Take a walk

You may have heard that the month of August is “Walk Everywhere Month” in Pierce County.  I’ve used that declaration as inspiration to walk more myself.

I don’t know that I’ll win any prizes from the Pierce Trips Walk Everywhere Challenge, but it couldn’t hurt!  And, to be honest, walking more will help me a lot.

Replacing some of the places I drive with a walk will help manage stress, improve my fitness, and even save money.  This week I walked to meetings I would have previously driven to, and even strolled to the site where I regularly donate blood.

Walking is a great way to really see a community and this summer’s weather in another incentive to get outside. And if we’ve learned anything over the last year and a half, we know that being in good health may spare you the most devastating impacts of the COVID virus.

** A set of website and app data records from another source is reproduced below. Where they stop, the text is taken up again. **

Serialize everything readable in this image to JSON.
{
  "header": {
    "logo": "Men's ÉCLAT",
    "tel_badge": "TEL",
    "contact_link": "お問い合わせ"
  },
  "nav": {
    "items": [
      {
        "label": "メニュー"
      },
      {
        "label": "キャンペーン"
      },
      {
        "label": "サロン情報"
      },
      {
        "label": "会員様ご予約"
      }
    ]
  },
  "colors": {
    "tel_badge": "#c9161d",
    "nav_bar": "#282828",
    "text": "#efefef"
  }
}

Going for a walk is an easy way to improve and extend your quality of life.  That’s one of the many insights I’ve gleaned from a book I’ve been enjoying.  Years ago, Dan Buettner, a National Geographic Fellow and New York Times bestselling author, set out to study five locations around the world where the residents lived well past 100 years of age (Okinawa, Japan; Ikaria, Greece; Ogliastra Region, Sardinia; Loma Linda, California; and the Nicola Peninsula, Costa Rica).  He called these locations “blue zones” and wrote the landmark book, The Blue Zones.

What Buettner learned was distilled into what he calls the “Power 9” – or traits of people who live in these Blue Zones:

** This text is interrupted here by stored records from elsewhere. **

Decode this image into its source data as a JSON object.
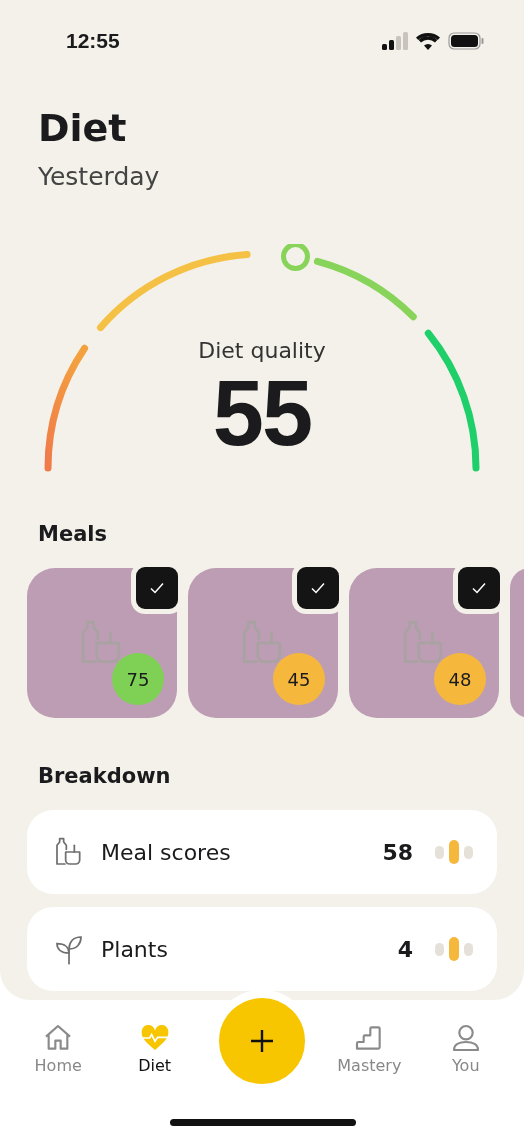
{
  "status_bar": {
    "time": "12:55"
  },
  "header": {
    "title": "Diet",
    "subtitle": "Yesterday"
  },
  "gauge": {
    "label": "Diet quality",
    "value": "55"
  },
  "meals": {
    "title": "Meals",
    "items": [
      {
        "score": "75",
        "color": "#7fd155",
        "logged": true
      },
      {
        "score": "45",
        "color": "#f5b83d",
        "logged": true
      },
      {
        "score": "48",
        "color": "#f5b83d",
        "logged": true
      }
    ]
  },
  "breakdown": {
    "title": "Breakdown",
    "items": [
      {
        "kind": "meal",
        "label": "Meal scores",
        "value": "58"
      },
      {
        "kind": "plant",
        "label": "Plants",
        "value": "4"
      }
    ]
  },
  "tabs": [
    {
      "kind": "home",
      "label": "Home",
      "selected": false
    },
    {
      "kind": "diet",
      "label": "Diet",
      "selected": true
    },
    {
      "kind": "add"
    },
    {
      "kind": "mastery",
      "label": "Mastery",
      "selected": false
    },
    {
      "kind": "you",
      "label": "You",
      "selected": false
    }
  ]
}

  • Move naturally – the Sardinians walk an average of 5 miles a day!
  • Purpose – have a meaningful motivation for your work and life (that’s easy for County employees!)
  • Down shift – manage stress effectively
  • 80% rule – eat to satisfaction level, not fullness, and end early in the day
  • Plant slant – beans are the cornerstone of Blue Zone communities and meat is eaten only 3 – 4 times per month
  • Wine @5 – moderate drinkers live longer than those who completely abstain
  • Belong – having a faith tradition was a common trait of Blue Zone residents
  • Loved ones first – prioritize those you love
  • Right tribe – surround yourself with good influences and people who share your commitment to a healthy lifestyle

These traits reflect both healthier habits and a strong connection to community.

The Blue Zone philosophy has been taken to many communities across the country – I first heard about Blue Zones at a national meeting of County Executives a few years ago.  There’s even one in Walla Walla – with great, measurable improvements in their residents’ wellbeing and health.

In Pierce County, MultiCare and CHI Franciscan are partnering with us to take a look at the program for our region.  To that end, a community summit will be held at PLU on Monday, September 27 at 6:30 p.m.  You can learn more about the evening and register for the event here.

I look forward to exploring ways to create better health for our residents.

For now, these traits are challenging me to think about how I can make my life a little healthier, better manage stress, and stay connected to my community.

Thanks for reading and go take a walk!